■ **Work task**: Each record needs to be echoed exactly; can you do that?

(Collected data)
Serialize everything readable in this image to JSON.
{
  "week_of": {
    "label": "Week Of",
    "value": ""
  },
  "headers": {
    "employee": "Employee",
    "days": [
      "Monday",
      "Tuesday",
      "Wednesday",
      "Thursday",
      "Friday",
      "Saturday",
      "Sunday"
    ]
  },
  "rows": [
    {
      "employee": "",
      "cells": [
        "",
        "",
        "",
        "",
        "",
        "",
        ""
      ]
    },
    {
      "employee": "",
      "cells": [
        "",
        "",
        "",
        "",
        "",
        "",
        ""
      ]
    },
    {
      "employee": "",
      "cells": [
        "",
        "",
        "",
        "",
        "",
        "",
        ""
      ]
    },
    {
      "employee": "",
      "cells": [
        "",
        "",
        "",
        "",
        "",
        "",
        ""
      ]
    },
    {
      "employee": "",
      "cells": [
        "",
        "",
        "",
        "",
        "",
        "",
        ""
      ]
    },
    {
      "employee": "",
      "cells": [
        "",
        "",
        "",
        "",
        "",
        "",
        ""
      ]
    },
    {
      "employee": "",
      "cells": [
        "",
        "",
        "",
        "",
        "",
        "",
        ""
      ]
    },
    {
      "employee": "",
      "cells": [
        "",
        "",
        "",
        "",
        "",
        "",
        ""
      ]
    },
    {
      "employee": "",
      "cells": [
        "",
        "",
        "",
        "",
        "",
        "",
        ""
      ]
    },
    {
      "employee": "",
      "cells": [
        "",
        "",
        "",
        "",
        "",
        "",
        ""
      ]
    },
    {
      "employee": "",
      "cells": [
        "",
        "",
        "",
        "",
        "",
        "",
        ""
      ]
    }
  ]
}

■ **Answer section**:
Serialize everything readable in this image to JSON.
{
  "week_of": {
    "label": "Week Of",
    "value": ""
  },
  "headers": {
    "employee": "Employee",
    "days": [
      "Monday",
      "Tuesday",
      "Wednesday",
      "Thursday",
      "Friday",
      "Saturday",
      "Sunday"
    ]
  },
  "rows": [
    {
      "employee": "",
      "cells": [
        "",
        "",
        "",
        "",
        "",
        "",
        ""
      ]
    },
    {
      "employee": "",
      "cells": [
        "",
        "",
        "",
        "",
        "",
        "",
        ""
      ]
    },
    {
      "employee": "",
      "cells": [
        "",
        "",
        "",
        "",
        "",
        "",
        ""
      ]
    },
    {
      "employee": "",
      "cells": [
        "",
        "",
        "",
        "",
        "",
        "",
        ""
      ]
    },
    {
      "employee": "",
      "cells": [
        "",
        "",
        "",
        "",
        "",
        "",
        ""
      ]
    },
    {
      "employee": "",
      "cells": [
        "",
        "",
        "",
        "",
        "",
        "",
        ""
      ]
    },
    {
      "employee": "",
      "cells": [
        "",
        "",
        "",
        "",
        "",
        "",
        ""
      ]
    },
    {
      "employee": "",
      "cells": [
        "",
        "",
        "",
        "",
        "",
        "",
        ""
      ]
    },
    {
      "employee": "",
      "cells": [
        "",
        "",
        "",
        "",
        "",
        "",
        ""
      ]
    },
    {
      "employee": "",
      "cells": [
        "",
        "",
        "",
        "",
        "",
        "",
        ""
      ]
    },
    {
      "employee": "",
      "cells": [
        "",
        "",
        "",
        "",
        "",
        "",
        ""
      ]
    }
  ]
}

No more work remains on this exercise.